There is no doubt that the Liberal Democrats got a bloody nose this week, both in the local elections and in the rejection of the Alternative Vote system they championed.
Of the two coalition government partners, they are the ones voters have rounded on.
If you’re a rank and file member of the Lib Dems, you must be feeling very flat today. All those years of desperation to be in a position where your party had a say in the governing of the country. And when you finally get into power by joining with the Tories, people make you the whipping boys in the first chance they get to pass judgment via the ballot box.
In East Hampshire, the Tories took nine seats from the Lib Dems. It was so bad that even the Lib Dem leader Jerry Janes was toppled, while the party lost one Horndean seat it had held for a quarter of a century. Over in Chichester it was a similar story, with the Lib Dems losing three seats and the Tories gaining four.
Of course it isn’t the first time in history that Lib Dem optimism about holding power has backfired. Remember party leader David Steele telling party members in 1981 to go back to their constituencies and prepare for government? It never happened.
Now the party IS part of the government of the day, but voters have sent a clear message that they are not happy with how the Lib Dems have behaved as they sit at the top table with the Tories and make decisions that affect us all.
Local election candidates talk of the issue of tuition fees coming up again and again on the doorstep.

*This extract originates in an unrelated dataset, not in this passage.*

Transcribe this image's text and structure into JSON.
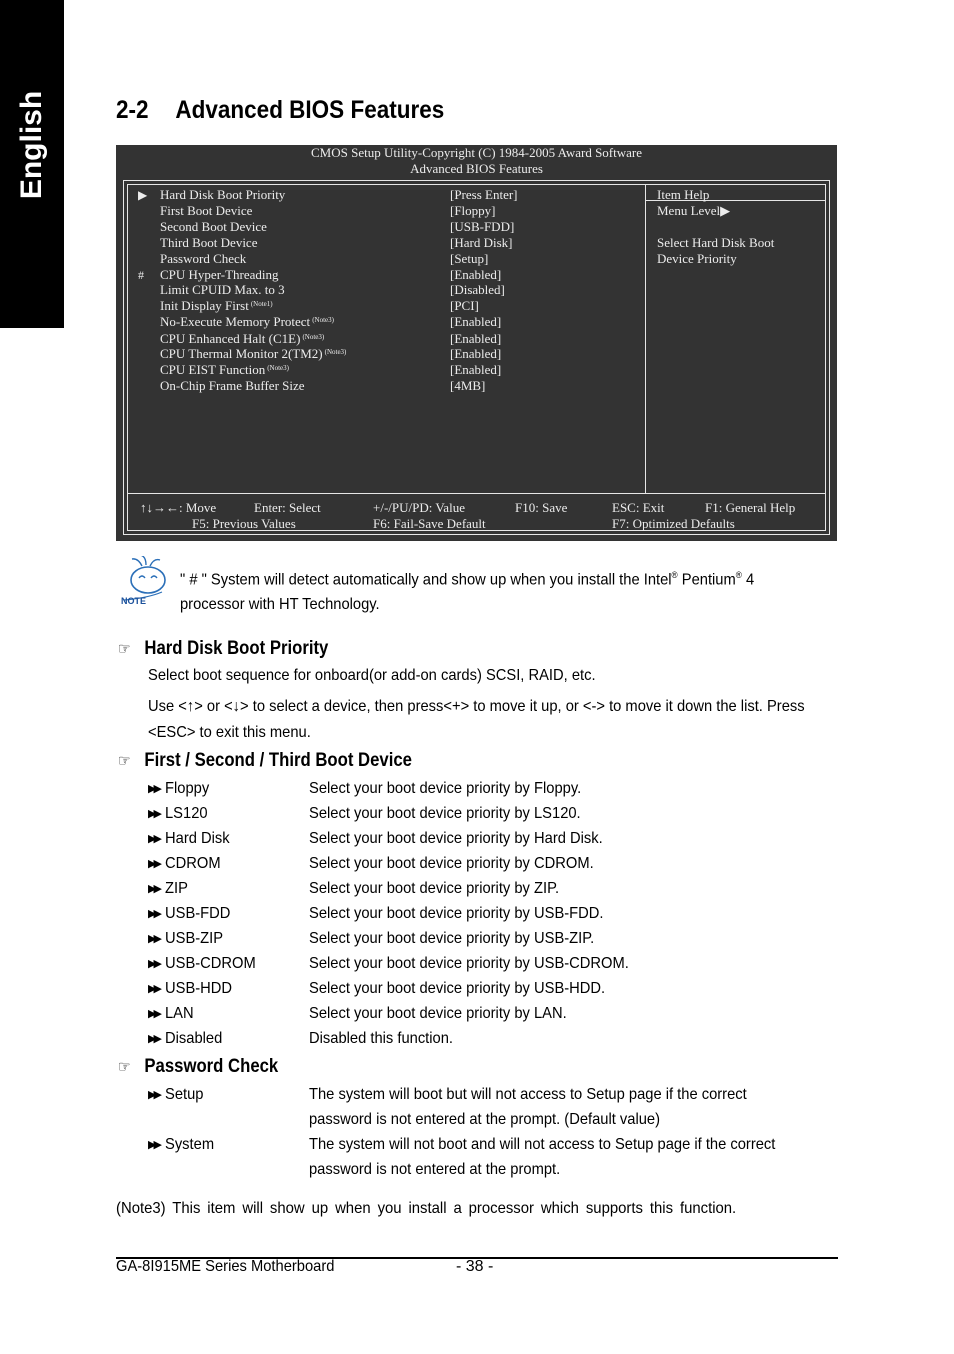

To many, it’s about trust. The Lib Dems pledged not to raise the fees and then, once in power, were complicit in trebling them – and scrapping the Education Maintenance Allowance.
A coalition of compromise was never going to be easy, particularly between such odd bedfellows as the Tories and the Lib Dems. But the Lib Dems now need to think long and hard about where they go from here – and how they win back the confidence of people who feel betrayed.